In many discussions, I realized many people have perception/misconceptions that, Azure is not really meant for traditional web-based applications built on the LAMP (Linux Apache MySQL PHP).

However, truth is that you can deploy LAMP stack on Azure to rapidly build, deploy, and dynamically scale websites and web apps using IaaS (VM scale sets) and PaaS (Azure Web Apps)

 

 

So, Customers who want to – Upgrade web apps to the cloud for scalability, high availability and other cloud traits like global presence, and dynamically scale (up and down) websites in a cost-effective. You should consider Azure as you get Architectural choices for hosting websites to choose from a wide array of architectures (containers, VMs, PaaS services, Azure Functions, etc.) and languages (node.js, PHP, Java, etc.). Linux web apps, let us create node and Java script websites that are fully managed.

Providers like, Bitnami provides images which are pre-configured, tested and optimized for Microsoft Azure and portable across platforms. Which provides quick and ready to use services.

For more information please feel free to visit @ https://azure.microsoft.com/en-in/overview/choose-azure-opensource/

File Storage and Functions – A files import story in Azure

The story goes like this – you have set of files which should be imported into a solution hosted on Azure.

Idea is to cover the scenario technically – the key players are Azure File Storage, Azure Functions.

If you don’t know already then quick summary –

  1. Azure File storage
    It’s a service that offers file shares in the cloud using the standard Server Message Block (SMB) Protocol. With Azure File storage, you can migrate legacy applications that rely on file shares to Azure quickly and without costly rewrites. Applications running in Azure virtual machines or cloud services or from on-premises clients can mount a file share in the cloud, just as a desktop application mounts a typical SMB share. Any number of application components can then mount and access the File storage share simultaneously. Since a File storage share is a standard SMB file share, applications running in Azure can access data in the share via file system I/O APIs. For more details please refer here. [Reference: Azure docs]
  2. Azure Functions – It’s a service that offers a server-less compute service that enables you to run code on-demand without having to explicitly provision or manage infrastructure. Use Azure Functions to run a script or piece of code in response to a variety of events.
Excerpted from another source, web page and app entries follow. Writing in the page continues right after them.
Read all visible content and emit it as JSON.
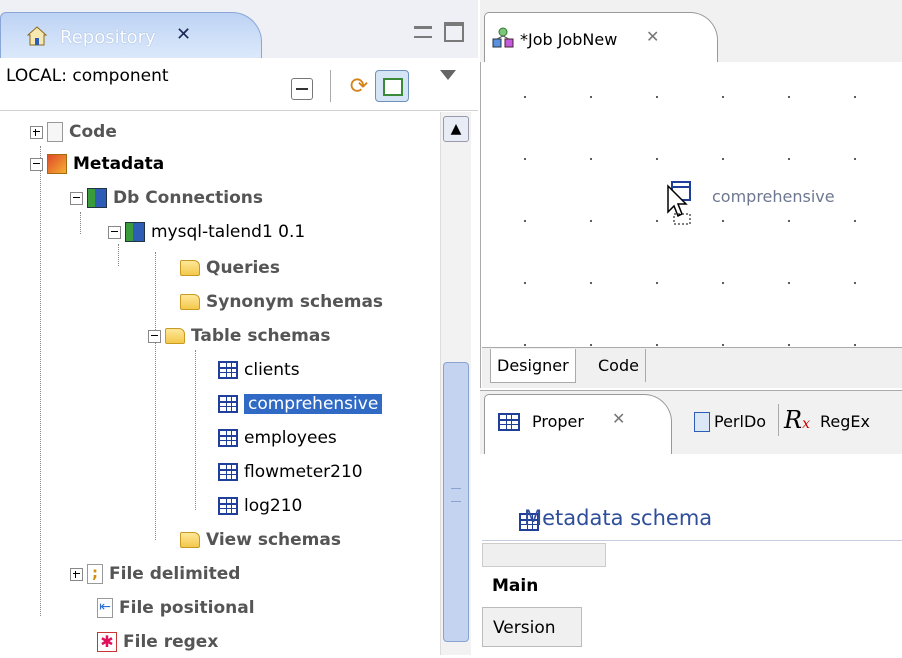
{
  "repository": {
    "tab_label": "Repository",
    "filter_label": "LOCAL: component",
    "tree": [
      {
        "label": "Code"
      },
      {
        "label": "Metadata"
      },
      {
        "label": "Db Connections"
      },
      {
        "label": "mysql-talend1 0.1"
      },
      {
        "label": "Queries"
      },
      {
        "label": "Synonym schemas"
      },
      {
        "label": "Table schemas"
      },
      {
        "label": "clients"
      },
      {
        "label": "comprehensive"
      },
      {
        "label": "employees"
      },
      {
        "label": "flowmeter210"
      },
      {
        "label": "log210"
      },
      {
        "label": "View schemas"
      },
      {
        "label": "File delimited"
      },
      {
        "label": "File positional"
      },
      {
        "label": "File regex"
      }
    ]
  },
  "job": {
    "tab_title": "*Job JobNew",
    "drag_label": "comprehensive",
    "bottom_tabs": [
      "Designer",
      "Code"
    ]
  },
  "properties": {
    "tabs": [
      "Proper",
      "PerlDo",
      "RegEx"
    ],
    "section_title": "Metadata schema",
    "rows": [
      "Main",
      "Version"
    ]
  },
  "colors": {
    "selection": "#316ac5",
    "section_title": "#2e4e9a"
  }
}
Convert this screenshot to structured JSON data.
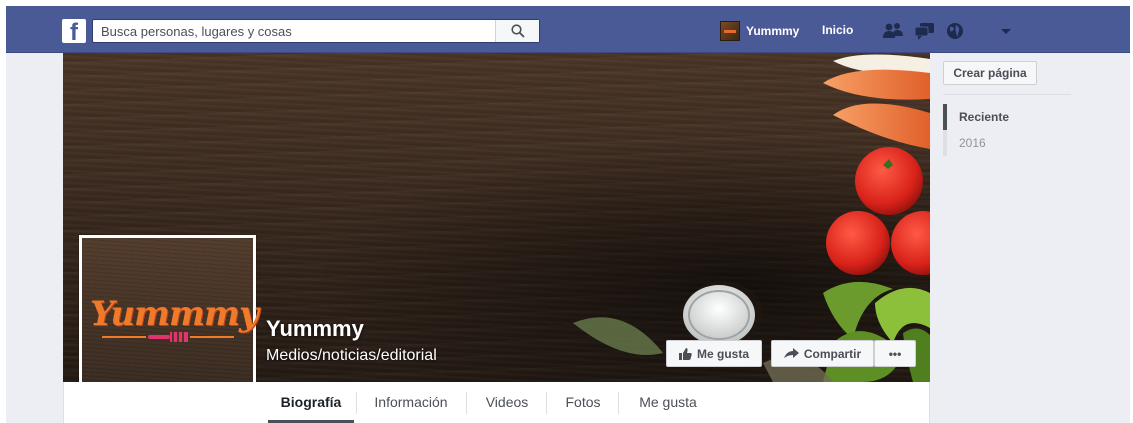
{
  "topbar": {
    "logo": "f",
    "search_placeholder": "Busca personas, lugares y cosas",
    "user_name": "Yummmy",
    "home_label": "Inicio",
    "icons": [
      "friends-icon",
      "messages-icon",
      "globe-icon",
      "dropdown-icon"
    ],
    "bar_color": "#4a5a96"
  },
  "cover": {
    "logo_text": "Yummmy",
    "page_name": "Yummmy",
    "category": "Medios/noticias/editorial",
    "like_label": "Me gusta",
    "share_label": "Compartir",
    "more_label": "•••",
    "brand_color": "#f07a2a"
  },
  "tabs": [
    {
      "label": "Biografía",
      "active": true
    },
    {
      "label": "Información",
      "active": false
    },
    {
      "label": "Videos",
      "active": false
    },
    {
      "label": "Fotos",
      "active": false
    },
    {
      "label": "Me gusta",
      "active": false
    }
  ],
  "sidebar": {
    "create_page_label": "Crear página",
    "timeline": [
      {
        "label": "Reciente",
        "active": true
      },
      {
        "label": "2016",
        "active": false
      }
    ]
  }
}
So, a solution for easily running small pieces of code, or “functions,” in the cloud. You can write just the code you need for the problem at hand, without worrying about a whole application or the infrastructure to run it. Functions can make development even more productive, and you can use your development language of choice, such as C#, F#, Node.js, Python or PHP. For more details please refer here. [Reference: Azure docs]
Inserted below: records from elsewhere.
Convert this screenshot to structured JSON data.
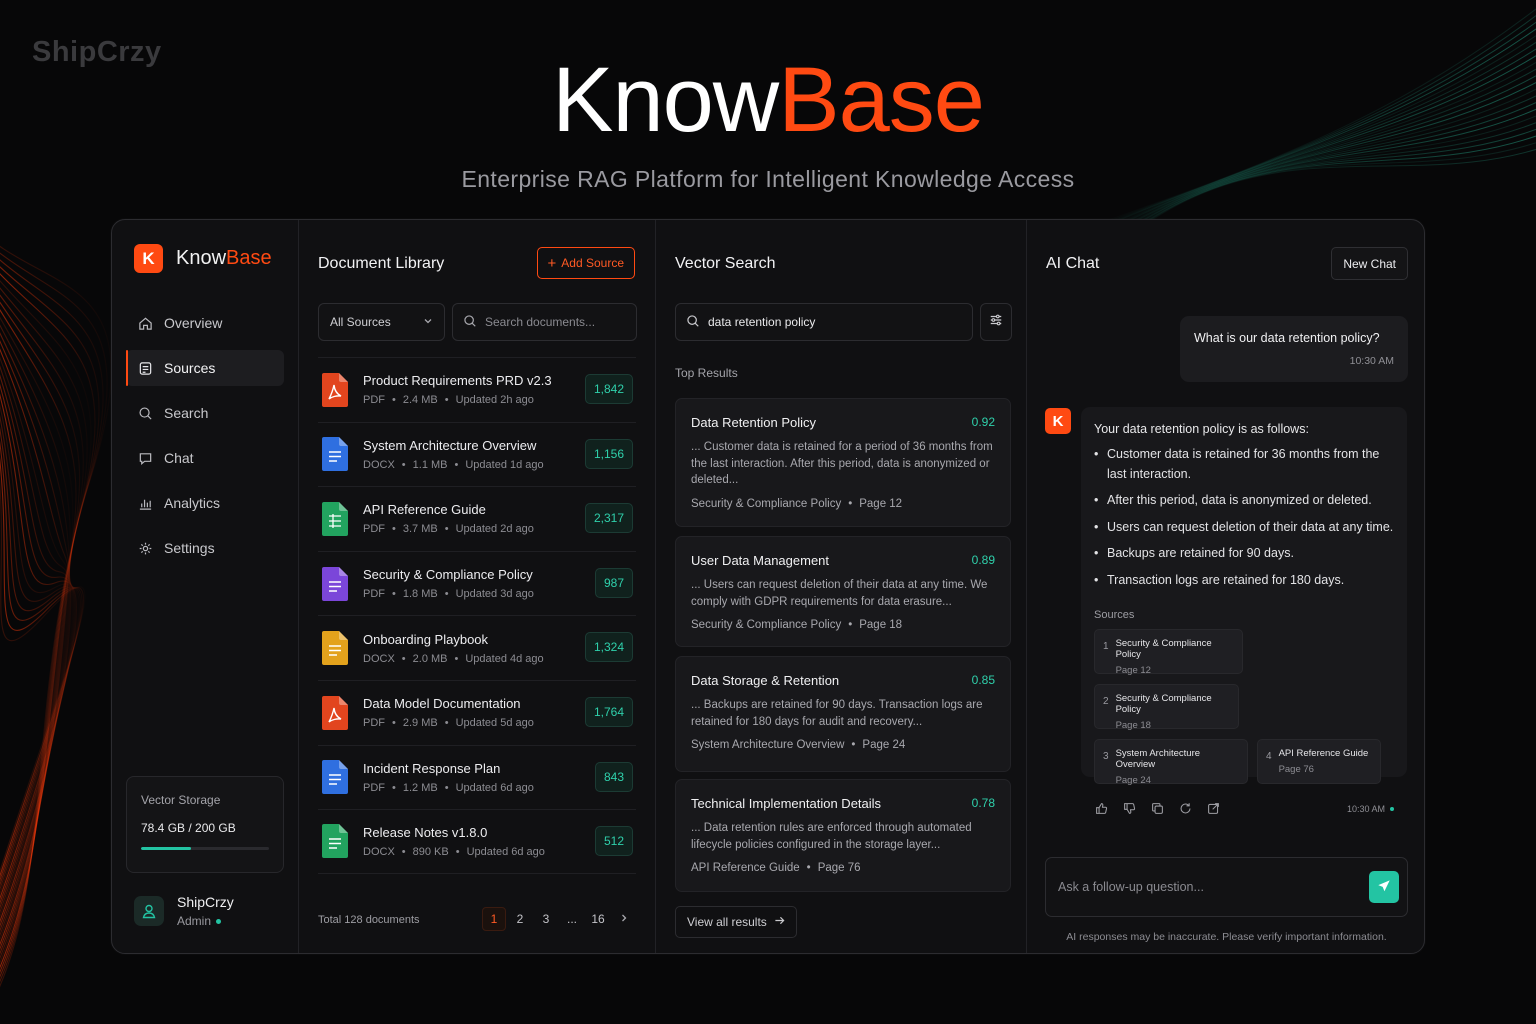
{
  "watermark": "ShipCrzy",
  "hero": {
    "title_a": "Know",
    "title_b": "Base",
    "subtitle": "Enterprise RAG Platform for Intelligent Knowledge Access"
  },
  "colors": {
    "accent": "#ff4a12",
    "teal": "#23c4a3",
    "bg": "#070708",
    "panel": "#101012"
  },
  "sidebar": {
    "logo_letter": "K",
    "brand_a": "Know",
    "brand_b": "Base",
    "items": [
      {
        "label": "Overview",
        "icon": "home-icon"
      },
      {
        "label": "Sources",
        "icon": "database-icon",
        "active": true
      },
      {
        "label": "Search",
        "icon": "search-icon"
      },
      {
        "label": "Chat",
        "icon": "chat-bubble-icon"
      },
      {
        "label": "Analytics",
        "icon": "bar-chart-icon"
      },
      {
        "label": "Settings",
        "icon": "gear-icon"
      }
    ],
    "storage": {
      "label": "Vector Storage",
      "value": "78.4 GB / 200 GB",
      "fraction": 0.392
    },
    "user": {
      "name": "ShipCrzy",
      "role": "Admin"
    }
  },
  "library": {
    "title": "Document Library",
    "add_label": "Add Source",
    "filter_value": "All Sources",
    "search_placeholder": "Search documents...",
    "docs": [
      {
        "name": "Product Requirements PRD v2.3",
        "type": "PDF",
        "size": "2.4 MB",
        "updated": "Updated 2h ago",
        "chunks": "1,842",
        "icon": "pdf-file-icon",
        "color": "#e2451e"
      },
      {
        "name": "System Architecture Overview",
        "type": "DOCX",
        "size": "1.1 MB",
        "updated": "Updated 1d ago",
        "chunks": "1,156",
        "icon": "doc-file-icon",
        "color": "#2f6fe0"
      },
      {
        "name": "API Reference Guide",
        "type": "PDF",
        "size": "3.7 MB",
        "updated": "Updated 2d ago",
        "chunks": "2,317",
        "icon": "sheet-file-icon",
        "color": "#22a35f"
      },
      {
        "name": "Security & Compliance Policy",
        "type": "PDF",
        "size": "1.8 MB",
        "updated": "Updated 3d ago",
        "chunks": "987",
        "icon": "doc-file-icon",
        "color": "#7b46d9"
      },
      {
        "name": "Onboarding Playbook",
        "type": "DOCX",
        "size": "2.0 MB",
        "updated": "Updated 4d ago",
        "chunks": "1,324",
        "icon": "doc-file-icon",
        "color": "#e3a21c"
      },
      {
        "name": "Data Model Documentation",
        "type": "PDF",
        "size": "2.9 MB",
        "updated": "Updated 5d ago",
        "chunks": "1,764",
        "icon": "pdf-file-icon",
        "color": "#e2451e"
      },
      {
        "name": "Incident Response Plan",
        "type": "PDF",
        "size": "1.2 MB",
        "updated": "Updated 6d ago",
        "chunks": "843",
        "icon": "doc-file-icon",
        "color": "#2f6fe0"
      },
      {
        "name": "Release Notes v1.8.0",
        "type": "DOCX",
        "size": "890 KB",
        "updated": "Updated 6d ago",
        "chunks": "512",
        "icon": "doc-file-icon",
        "color": "#22a35f"
      }
    ],
    "total": "Total 128 documents",
    "pages": [
      "1",
      "2",
      "3",
      "...",
      "16"
    ]
  },
  "vector": {
    "title": "Vector Search",
    "query": "data retention policy",
    "top_results_label": "Top Results",
    "results": [
      {
        "title": "Data Retention Policy",
        "score": "0.92",
        "snippet": "... Customer data is retained for a period of 36 months from the last interaction. After this period, data is anonymized or deleted...",
        "source": "Security & Compliance Policy",
        "page": "Page 12"
      },
      {
        "title": "User Data Management",
        "score": "0.89",
        "snippet": "... Users can request deletion of their data at any time. We comply with GDPR requirements for data erasure...",
        "source": "Security & Compliance Policy",
        "page": "Page 18"
      },
      {
        "title": "Data Storage & Retention",
        "score": "0.85",
        "snippet": "... Backups are retained for 90 days. Transaction logs are retained for 180 days for audit and recovery...",
        "source": "System Architecture Overview",
        "page": "Page 24"
      },
      {
        "title": "Technical Implementation Details",
        "score": "0.78",
        "snippet": "... Data retention rules are enforced through automated lifecycle policies configured in the storage layer...",
        "source": "API Reference Guide",
        "page": "Page 76"
      }
    ],
    "view_all_label": "View all results"
  },
  "chat": {
    "title": "AI Chat",
    "new_chat_label": "New Chat",
    "user_msg": {
      "text": "What is our data retention policy?",
      "time": "10:30 AM"
    },
    "ai_logo_letter": "K",
    "ai_msg": {
      "intro": "Your data retention policy is as follows:",
      "bullets": [
        "Customer data is retained for 36 months from the last interaction.",
        "After this period, data is anonymized or deleted.",
        "Users can request deletion of their data at any time.",
        "Backups are retained for 90 days.",
        "Transaction logs are retained for 180 days."
      ],
      "sources_label": "Sources",
      "sources": [
        {
          "num": "1",
          "title": "Security & Compliance Policy",
          "page": "Page 12"
        },
        {
          "num": "2",
          "title": "Security & Compliance Policy",
          "page": "Page 18"
        },
        {
          "num": "3",
          "title": "System Architecture Overview",
          "page": "Page 24"
        },
        {
          "num": "4",
          "title": "API Reference Guide",
          "page": "Page 76"
        }
      ],
      "time": "10:30 AM"
    },
    "input_placeholder": "Ask a follow-up question...",
    "disclaimer": "AI responses may be inaccurate. Please verify important information."
  }
}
The Overall process –

  • Define the structure for Input files location – In file storage, defines a structure for Input file, Processed and Failed file by using ‘Share(s)’ and ‘Directory(s)/Files(s)’.
  • New file detection mechanism – check the presence of new file(s) as per predefined schedule and add message to a queue for further processing. Using a Function triggered by timer.
  • Import the files/data into system – A Function which process the input file(s) and ultimately imports the data.
  • Perform cleanup at Input files location – Mark files as processed, or move files to processed/failed directory for reference/tracking purpose.

Now, the devil is in the detail –
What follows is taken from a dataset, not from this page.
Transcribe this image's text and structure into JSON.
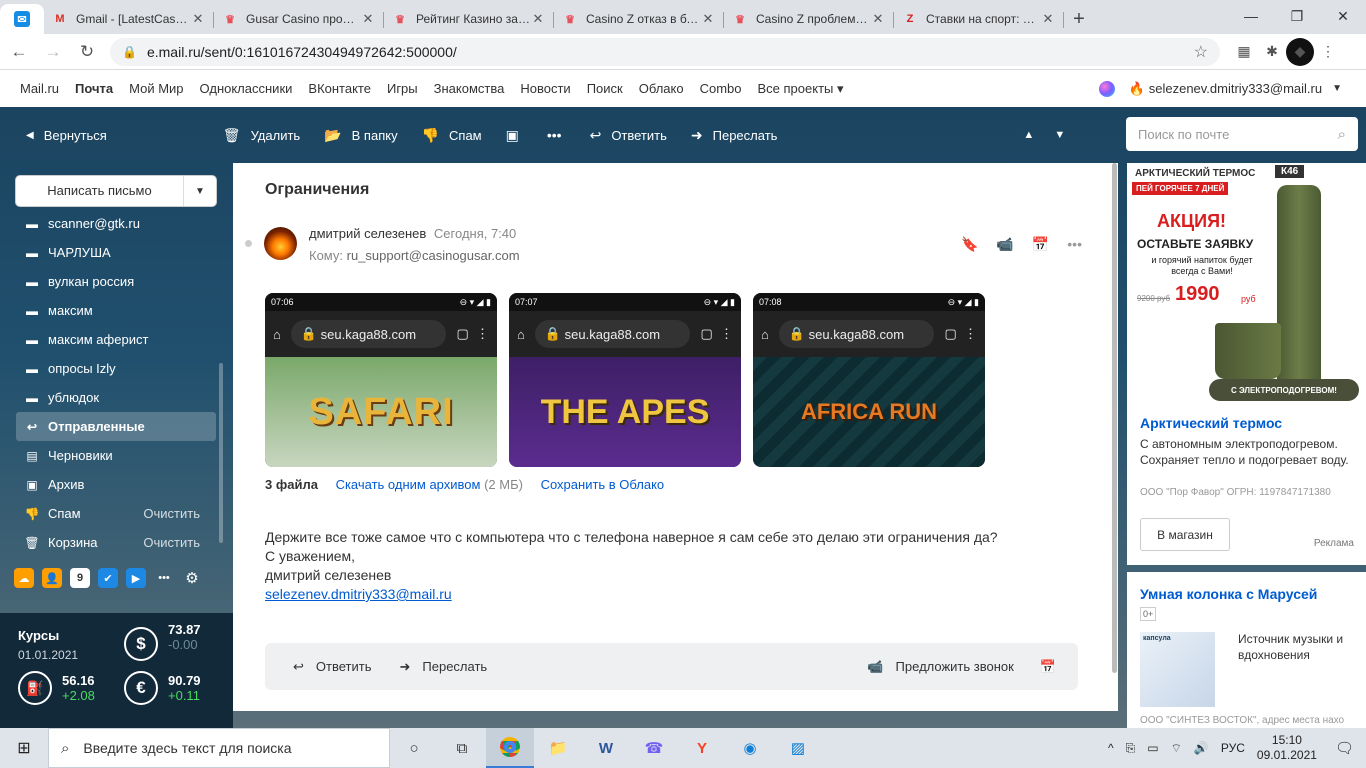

The Azure File service offers the four resources: the storage account, shares, directories, and files. The File service REST API provides a way to work with share, directory, and file resources via HTTP/HTTPS operations. So, instead of UNC/file-share/mapping, you need to use Azure Storage SDK which is a wrapper over Azure Storage REST API. This should avoid any UNC/mapping/related issues.